The FDA reports(www.fda.gov) that recent mercury poisoning cases have been linked to certain skin creams, soaps and lotions, particularly products marketed as skin lighteners and anti-aging treatments.
The mercury-containing products, which were not manufactured in the United States, have been found in at least seven states. The FDA typically does not allow mercury in drugs or cosmetics.
The agency advises that consumers discontinue use of products that contain "mercurous chloride," "calomel," "mercuric," "mercurio" or "mercury." If ingredients are not listed on a product, the product should not be used, say FDA officials.

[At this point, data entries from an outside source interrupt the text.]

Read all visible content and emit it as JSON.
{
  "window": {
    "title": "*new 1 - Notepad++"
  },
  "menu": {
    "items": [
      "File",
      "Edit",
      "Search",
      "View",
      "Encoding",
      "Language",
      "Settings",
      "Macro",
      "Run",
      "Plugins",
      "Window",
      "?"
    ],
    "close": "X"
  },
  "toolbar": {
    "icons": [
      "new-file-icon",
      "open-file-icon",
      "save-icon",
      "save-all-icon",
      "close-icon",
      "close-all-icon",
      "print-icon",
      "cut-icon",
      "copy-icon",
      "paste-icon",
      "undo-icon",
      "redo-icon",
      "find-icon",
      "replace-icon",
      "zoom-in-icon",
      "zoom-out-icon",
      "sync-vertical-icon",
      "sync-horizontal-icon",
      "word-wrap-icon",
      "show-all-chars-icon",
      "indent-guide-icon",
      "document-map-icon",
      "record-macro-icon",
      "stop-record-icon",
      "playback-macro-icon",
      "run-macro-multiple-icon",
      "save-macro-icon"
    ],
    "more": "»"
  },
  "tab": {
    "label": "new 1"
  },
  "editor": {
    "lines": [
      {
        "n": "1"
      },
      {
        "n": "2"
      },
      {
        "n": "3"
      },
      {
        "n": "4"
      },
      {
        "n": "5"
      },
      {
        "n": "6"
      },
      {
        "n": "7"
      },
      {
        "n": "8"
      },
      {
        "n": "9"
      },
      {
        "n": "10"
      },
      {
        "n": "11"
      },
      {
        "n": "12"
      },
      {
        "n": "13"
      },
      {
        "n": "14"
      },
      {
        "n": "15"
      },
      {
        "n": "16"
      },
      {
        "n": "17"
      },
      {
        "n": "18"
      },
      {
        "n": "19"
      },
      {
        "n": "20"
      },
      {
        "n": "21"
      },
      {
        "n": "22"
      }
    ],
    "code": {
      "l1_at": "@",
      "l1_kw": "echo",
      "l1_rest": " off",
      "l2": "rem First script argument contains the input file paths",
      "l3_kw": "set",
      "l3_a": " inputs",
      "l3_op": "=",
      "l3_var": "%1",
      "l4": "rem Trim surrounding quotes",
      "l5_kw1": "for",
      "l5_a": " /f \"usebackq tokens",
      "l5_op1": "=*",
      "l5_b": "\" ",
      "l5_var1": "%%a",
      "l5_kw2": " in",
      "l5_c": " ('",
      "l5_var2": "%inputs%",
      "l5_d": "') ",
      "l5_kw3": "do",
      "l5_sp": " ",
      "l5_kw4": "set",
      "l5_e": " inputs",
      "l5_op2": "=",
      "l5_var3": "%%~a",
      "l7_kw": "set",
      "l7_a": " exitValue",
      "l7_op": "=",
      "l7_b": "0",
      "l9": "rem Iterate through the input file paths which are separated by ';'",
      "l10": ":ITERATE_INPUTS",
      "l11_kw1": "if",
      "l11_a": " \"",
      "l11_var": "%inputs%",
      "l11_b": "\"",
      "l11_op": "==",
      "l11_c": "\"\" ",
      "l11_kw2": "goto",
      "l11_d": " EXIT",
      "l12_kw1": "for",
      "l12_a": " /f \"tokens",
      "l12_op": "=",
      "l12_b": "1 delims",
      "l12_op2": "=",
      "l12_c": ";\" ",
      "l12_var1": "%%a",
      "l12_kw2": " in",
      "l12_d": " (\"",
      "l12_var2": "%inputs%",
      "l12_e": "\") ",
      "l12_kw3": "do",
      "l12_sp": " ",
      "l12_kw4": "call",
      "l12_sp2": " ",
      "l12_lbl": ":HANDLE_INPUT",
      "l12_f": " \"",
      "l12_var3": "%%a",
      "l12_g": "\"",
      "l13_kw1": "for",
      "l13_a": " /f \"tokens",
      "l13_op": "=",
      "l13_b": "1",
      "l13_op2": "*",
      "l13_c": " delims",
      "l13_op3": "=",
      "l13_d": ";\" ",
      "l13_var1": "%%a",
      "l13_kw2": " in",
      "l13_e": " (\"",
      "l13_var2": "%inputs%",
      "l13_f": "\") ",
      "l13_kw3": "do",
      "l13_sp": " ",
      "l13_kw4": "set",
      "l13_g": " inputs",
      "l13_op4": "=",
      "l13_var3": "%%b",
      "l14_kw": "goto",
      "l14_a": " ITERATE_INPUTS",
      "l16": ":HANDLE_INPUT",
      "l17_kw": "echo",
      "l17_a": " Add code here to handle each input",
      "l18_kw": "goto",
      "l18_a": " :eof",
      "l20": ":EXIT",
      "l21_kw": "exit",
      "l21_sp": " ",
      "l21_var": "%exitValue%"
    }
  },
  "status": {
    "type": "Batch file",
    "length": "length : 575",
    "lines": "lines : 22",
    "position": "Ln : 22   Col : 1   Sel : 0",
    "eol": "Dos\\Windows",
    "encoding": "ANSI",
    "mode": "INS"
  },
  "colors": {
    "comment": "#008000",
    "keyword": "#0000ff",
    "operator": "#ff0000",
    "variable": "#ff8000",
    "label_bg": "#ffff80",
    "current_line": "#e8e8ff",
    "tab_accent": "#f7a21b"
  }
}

According to Scott Plensdorf, M.D., of Flint, Mich., patients at risk for using these products are usually teens and women. He recommends that physicians talk with their patients about "the need to be informed consumers with all skin care products to prevent potential serious health consequences to both them and their families."

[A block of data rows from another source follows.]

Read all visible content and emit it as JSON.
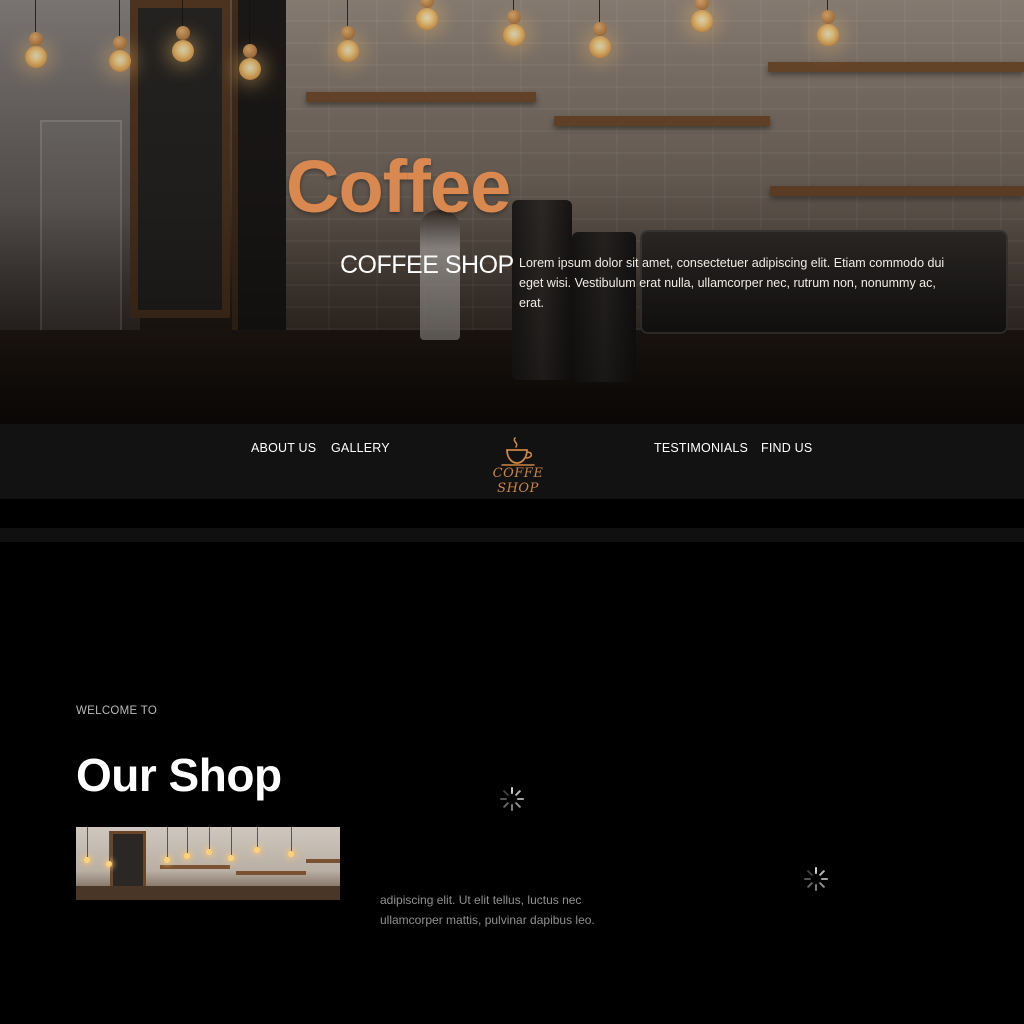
{
  "hero": {
    "title": "Coffee",
    "subtitle": "COFFEE SHOP",
    "description": "Lorem ipsum dolor sit amet, consectetuer adipiscing elit. Etiam commodo dui eget wisi. Vestibulum erat nulla, ullamcorper nec, rutrum non, nonummy ac, erat."
  },
  "nav": {
    "links_left": [
      "ABOUT US",
      "GALLERY"
    ],
    "links_right": [
      "TESTIMONIALS",
      "FIND US"
    ],
    "logo_text": "COFFE SHOP",
    "logo_icon": "coffee-cup-icon"
  },
  "shop": {
    "eyebrow": "WELCOME TO",
    "title": "Our Shop",
    "text_line_1": "adipiscing elit. Ut elit tellus, luctus nec",
    "text_line_2": "ullamcorper mattis, pulvinar dapibus leo.",
    "loading_icon": "loading-spinner-icon"
  },
  "colors": {
    "accent": "#d9884f",
    "logo": "#c98542",
    "nav_background": "#121212",
    "page_background": "#000000"
  }
}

Symptoms of mercury poisoning can include numbness or pain in certain areas of the skin and uncontrollable shaking or tremors, says the NIH(www.nlm.nih.gov).
Plensdorf says that for creams to be effective, they likely will have to be used for several months, leading to repeated exposures. And mercury poisoning is not the only possible effect of using untested products.
"Since the active ingredients haven't even been tested to determine their concentration, I worry that significant adverse effects, such as dermatitis and burning of the skin and mucous membranes, may occur," he notes.